What Is the Success Rate of Partial Knee Replacements?
The success rate after a partial knee replacement is between 90% and 95%, which means there is at least a 90% chance that your partial replacement will still function properly in 10 years.
Potential Complications of a Partial Knee Replacement
No matter what type of surgical procedure you have, there will always be a potential for risks and complications. Before your partial joint replacement surgery, your orthopedic surgeon will discuss the potential complications you could face. Following their recovery instructions is essential to avoid infections or other possible complications.
The most common complications after a partial knee replacement are:
- Infection: Your surgical site can become infected days or even years following your surgical procedure.

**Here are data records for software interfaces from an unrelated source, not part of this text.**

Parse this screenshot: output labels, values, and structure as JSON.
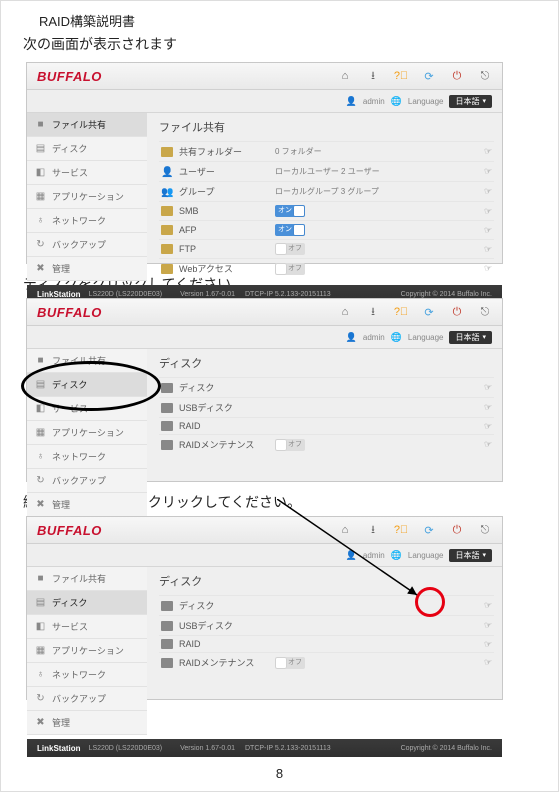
{
  "doc_title": "RAID構築説明書",
  "captions": {
    "c1": "次の画面が表示されます",
    "c2": "ディスクをクリックしてください。",
    "c3": "続いて、丸の部分をクリックしてください。"
  },
  "brand": "BUFFALO",
  "subbar": {
    "admin": "admin",
    "language": "Language",
    "lang_value": "日本語"
  },
  "sidebar": {
    "file_share": "ファイル共有",
    "disk": "ディスク",
    "service": "サービス",
    "application": "アプリケーション",
    "network": "ネットワーク",
    "backup": "バックアップ",
    "manage": "管理"
  },
  "fs_panel": {
    "title": "ファイル共有",
    "rows": {
      "shared_folder": {
        "label": "共有フォルダー",
        "value": "0 フォルダー"
      },
      "user": {
        "label": "ユーザー",
        "value": "ローカルユーザー 2 ユーザー"
      },
      "group": {
        "label": "グループ",
        "value": "ローカルグループ 3 グループ"
      },
      "smb": {
        "label": "SMB",
        "toggle": "オン"
      },
      "afp": {
        "label": "AFP",
        "toggle": "オン"
      },
      "ftp": {
        "label": "FTP",
        "toggle_off": "オフ"
      },
      "web": {
        "label": "Webアクセス",
        "toggle_off": "オフ"
      }
    }
  },
  "disk_panel": {
    "title": "ディスク",
    "rows": {
      "disk": {
        "label": "ディスク"
      },
      "usb": {
        "label": "USBディスク"
      },
      "raid": {
        "label": "RAID"
      },
      "raidmnt": {
        "label": "RAIDメンテナンス",
        "toggle_off": "オフ"
      }
    }
  },
  "footer": {
    "product": "LinkStation",
    "model": "LS220D (LS220D0E03)",
    "version": "Version 1.67-0.01",
    "dtcpip": "DTCP-IP 5.2.133-20151113",
    "copyright": "Copyright © 2014 Buffalo Inc."
  },
  "page_number": "8"
}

It’s important to take the antibiotics you’re prescribed in the days leading up to your surgery and following your surgery to prevent infection. Less than 1% of patients experience serious infections.
- Blood clots can form in the pelvis or leg veins following knee replacement. After your surgery, your doctor may prescribe you blood thinners to help prevent clots. Moving your knee after surgery is also key to preventing blood clots.

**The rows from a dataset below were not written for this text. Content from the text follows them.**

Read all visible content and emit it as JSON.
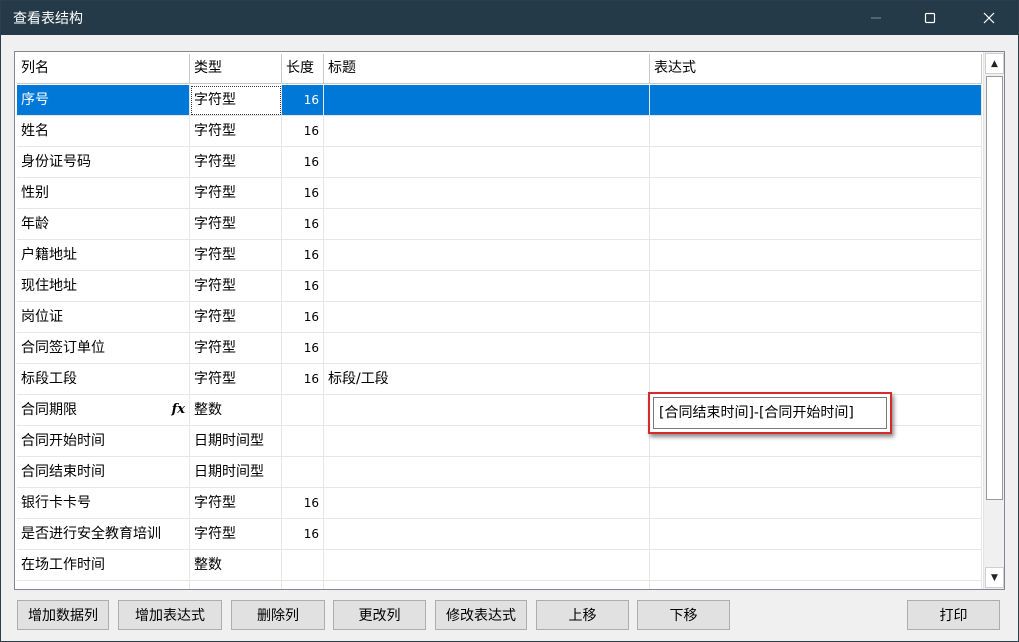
{
  "window": {
    "title": "查看表结构"
  },
  "columns": [
    "列名",
    "类型",
    "长度",
    "标题",
    "表达式"
  ],
  "rows": [
    {
      "name": "序号",
      "type": "字符型",
      "length": "16",
      "caption": "",
      "expr": ""
    },
    {
      "name": "姓名",
      "type": "字符型",
      "length": "16",
      "caption": "",
      "expr": ""
    },
    {
      "name": "身份证号码",
      "type": "字符型",
      "length": "16",
      "caption": "",
      "expr": ""
    },
    {
      "name": "性别",
      "type": "字符型",
      "length": "16",
      "caption": "",
      "expr": ""
    },
    {
      "name": "年龄",
      "type": "字符型",
      "length": "16",
      "caption": "",
      "expr": ""
    },
    {
      "name": "户籍地址",
      "type": "字符型",
      "length": "16",
      "caption": "",
      "expr": ""
    },
    {
      "name": "现住地址",
      "type": "字符型",
      "length": "16",
      "caption": "",
      "expr": ""
    },
    {
      "name": "岗位证",
      "type": "字符型",
      "length": "16",
      "caption": "",
      "expr": ""
    },
    {
      "name": "合同签订单位",
      "type": "字符型",
      "length": "16",
      "caption": "",
      "expr": ""
    },
    {
      "name": "标段工段",
      "type": "字符型",
      "length": "16",
      "caption": "标段/工段",
      "expr": ""
    },
    {
      "name": "合同期限",
      "type": "整数",
      "length": "",
      "caption": "",
      "expr": "",
      "fx": "fx"
    },
    {
      "name": "合同开始时间",
      "type": "日期时间型",
      "length": "",
      "caption": "",
      "expr": ""
    },
    {
      "name": "合同结束时间",
      "type": "日期时间型",
      "length": "",
      "caption": "",
      "expr": ""
    },
    {
      "name": "银行卡卡号",
      "type": "字符型",
      "length": "16",
      "caption": "",
      "expr": ""
    },
    {
      "name": "是否进行安全教育培训",
      "type": "字符型",
      "length": "16",
      "caption": "",
      "expr": ""
    },
    {
      "name": "在场工作时间",
      "type": "整数",
      "length": "",
      "caption": "",
      "expr": ""
    }
  ],
  "selected_row": 0,
  "expression_editor": {
    "value": "[合同结束时间]-[合同开始时间]"
  },
  "buttons": {
    "add_data_column": "增加数据列",
    "add_expression": "增加表达式",
    "delete_column": "删除列",
    "change_column": "更改列",
    "edit_expression": "修改表达式",
    "move_up": "上移",
    "move_down": "下移",
    "print": "打印"
  },
  "icons": {
    "minimize": "minimize-icon",
    "maximize": "maximize-icon",
    "close": "close-icon",
    "fx": "function-icon"
  }
}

- Injured nerves or blood vessels: Although rare, blood vessels or nerves can be damaged during surgery.
- Complications from anesthesia: The anesthesiologist will discuss the difficulties you may experience after surgery. These are usually mild and don’t last very long.
- Pain doesn’t improve: Continued stiffness or pain. Mobility does not improve.
Partial Knee Replacement Failure Symptoms
Common symptoms of a failed partial knee replacement are decreased function in the knee joint, pain, swelling, or stiffness in the knee joint and knee instability. Postoperative pain and swelling can mean the replacement has become loose or infected. The area of the pain can either be the entire knee (generalized) or in only one compartment (localized).
If your knee function has declined rather than improved, you may experience limping, instability, or stiffness. If this continues, you may have to undergo knee revision surgery. However, complications like this following a unicompartmental knee replacement occur much less frequently than with total knee arthroplasty.
Contact SPORT Orthopedics + Physical Therapy Today
If osteoarthritis of the knee is causing you pain that makes you miss out on activities you once loved, you might be a good candidate for a partial knee replacement. The orthopedic surgeons at SPORT Orthopedics + Physical Therapy are the best in Dallas. Once they determine your course of action, you’ll be back to living life pain-free in no time. Begin your pain-free journey today by calling (469) 200-2832 or scheduling an appointment online.